Your job is to report every line of the entries that has "الباقة".

• Element data from apps and pages:
-*-

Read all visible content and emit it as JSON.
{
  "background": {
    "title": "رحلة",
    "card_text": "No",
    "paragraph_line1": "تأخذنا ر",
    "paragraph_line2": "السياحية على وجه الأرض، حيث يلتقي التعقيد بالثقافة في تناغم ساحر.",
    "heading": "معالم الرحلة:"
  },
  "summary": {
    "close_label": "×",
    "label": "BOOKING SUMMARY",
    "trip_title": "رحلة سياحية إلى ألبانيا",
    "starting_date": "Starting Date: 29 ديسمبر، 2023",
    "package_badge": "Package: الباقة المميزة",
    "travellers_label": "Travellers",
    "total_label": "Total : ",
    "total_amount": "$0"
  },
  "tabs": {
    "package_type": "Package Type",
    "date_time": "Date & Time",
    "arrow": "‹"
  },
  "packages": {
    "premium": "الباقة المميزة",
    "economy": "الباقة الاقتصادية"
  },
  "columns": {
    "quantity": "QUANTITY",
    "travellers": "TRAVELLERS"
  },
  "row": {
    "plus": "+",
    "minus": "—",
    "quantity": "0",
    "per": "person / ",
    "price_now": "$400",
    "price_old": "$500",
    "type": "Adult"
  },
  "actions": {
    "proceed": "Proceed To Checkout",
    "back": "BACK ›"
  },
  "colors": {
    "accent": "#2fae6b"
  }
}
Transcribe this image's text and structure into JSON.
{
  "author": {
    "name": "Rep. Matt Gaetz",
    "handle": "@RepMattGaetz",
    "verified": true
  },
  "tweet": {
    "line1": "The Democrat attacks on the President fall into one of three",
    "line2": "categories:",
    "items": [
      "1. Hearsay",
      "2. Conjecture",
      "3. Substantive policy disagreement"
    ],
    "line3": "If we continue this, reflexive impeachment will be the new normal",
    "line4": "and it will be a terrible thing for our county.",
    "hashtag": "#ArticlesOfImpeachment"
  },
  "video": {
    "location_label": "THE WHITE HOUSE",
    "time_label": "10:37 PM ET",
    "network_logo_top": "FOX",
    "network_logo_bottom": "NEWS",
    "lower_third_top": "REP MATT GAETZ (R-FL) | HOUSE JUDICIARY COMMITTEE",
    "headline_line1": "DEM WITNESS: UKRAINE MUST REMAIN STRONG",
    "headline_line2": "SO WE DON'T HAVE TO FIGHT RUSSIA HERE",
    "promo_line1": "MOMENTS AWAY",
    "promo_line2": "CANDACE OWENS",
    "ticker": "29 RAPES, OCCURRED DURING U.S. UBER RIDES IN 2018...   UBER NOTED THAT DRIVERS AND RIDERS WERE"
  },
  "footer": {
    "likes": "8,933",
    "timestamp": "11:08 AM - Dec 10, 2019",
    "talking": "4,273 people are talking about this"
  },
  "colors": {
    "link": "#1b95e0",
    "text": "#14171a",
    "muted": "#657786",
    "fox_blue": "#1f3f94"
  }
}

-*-

• Exercise solution:
    "package_badge": "Package: الباقة المميزة",
    "premium": "الباقة المميزة",
    "economy": "الباقة الاقتصادية"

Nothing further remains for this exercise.